artnet News writes: “Under her leadership, attendance at Mia has nearly doubled, from around 450,000 in 2009 to more than 700,000 in 2018 to date. She has also expanded the museum’s digital presence—something the NGA has been conspicuously slow to invest in—and championed equity and social justice in the museum’s program. Earlier this year, the museum announced the launch of its Center for Empathy and the Visual Arts, a think tank dedicated to exploring how museums can build a more just society.
She is also not afraid of experimentation. Last year, for example, the Mia unveiled an unorthodox overhaul of six of its 17 period rooms designed to highlight the power structures behind them. (The fact that one of the room’s previous inhabitants was a slave owner was made explicit, as were his ties to the local Native American community.)
As Feldman moves to lead a DC organization mired in partisan politics, her principled, diplomacy skills will be tested fully by Congress and line staff.
In an essay for Apollo magazine published earlier this year, she wrote:

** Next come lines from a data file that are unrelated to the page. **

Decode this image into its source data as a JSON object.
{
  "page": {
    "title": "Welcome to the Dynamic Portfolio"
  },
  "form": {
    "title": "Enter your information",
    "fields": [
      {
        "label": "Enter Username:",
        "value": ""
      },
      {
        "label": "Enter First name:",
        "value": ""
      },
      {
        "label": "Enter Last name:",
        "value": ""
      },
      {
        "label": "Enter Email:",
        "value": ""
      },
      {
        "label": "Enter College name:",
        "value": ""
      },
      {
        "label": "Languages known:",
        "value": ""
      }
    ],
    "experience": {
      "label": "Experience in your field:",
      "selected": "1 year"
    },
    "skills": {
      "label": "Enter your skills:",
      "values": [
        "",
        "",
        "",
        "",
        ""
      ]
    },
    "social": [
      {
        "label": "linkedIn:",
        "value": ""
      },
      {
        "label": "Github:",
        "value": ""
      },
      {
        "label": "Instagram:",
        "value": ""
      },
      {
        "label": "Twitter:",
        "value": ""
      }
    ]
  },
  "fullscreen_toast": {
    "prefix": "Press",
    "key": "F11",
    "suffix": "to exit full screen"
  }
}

Art museums are intensely political organizations—political with a small ‘p’. Art is political because it is an expression of lived human experience; identity, love, sex, religion, death, home, happiness, and trauma have always been subjects for artists. A concerned trustee at the Minneapolis Institute of Art, where I am the director, recently asked me if we would ever be the focus of protest. I assured him that we would, and urged him to walk around the galleries if he wanted to find offense. We have it all on our walls: imperialism, colonialism, war, oppression, discrimination, slavery, misogyny, rape, and more.
Feldman addressed the current political landscape, saying:

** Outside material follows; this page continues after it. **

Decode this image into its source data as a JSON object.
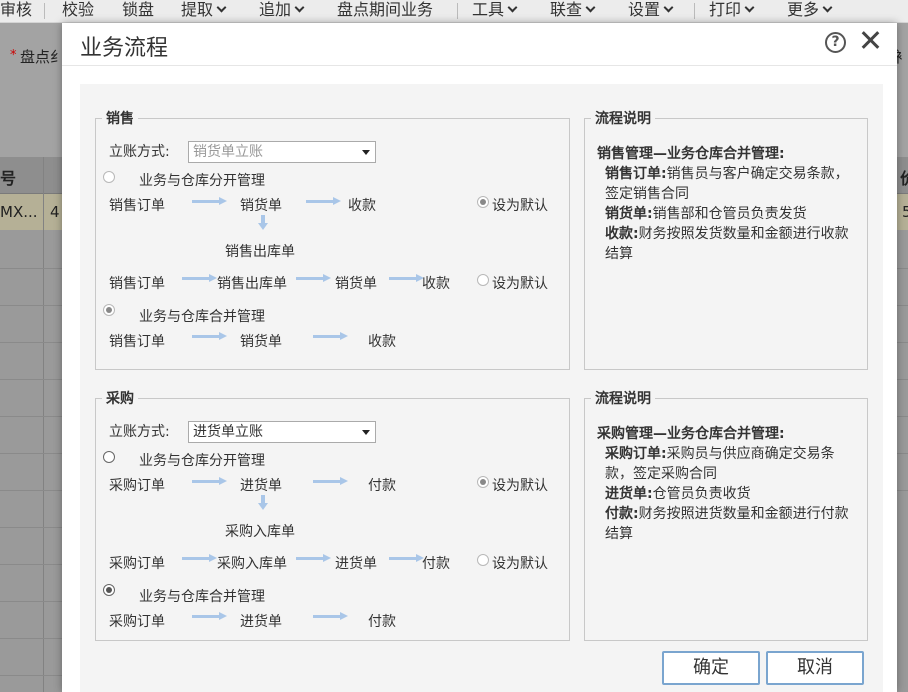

I am anxious to protect beliefs that are core to Mia and that frequently seem threatened today, including:
• Gender equality
• Diversity, inclusion, equity, and access
• Social justice
• Global understanding
• Scientific research
• Liberal education for all
• Open democracy and freedom of speech
• Essentialness of the arts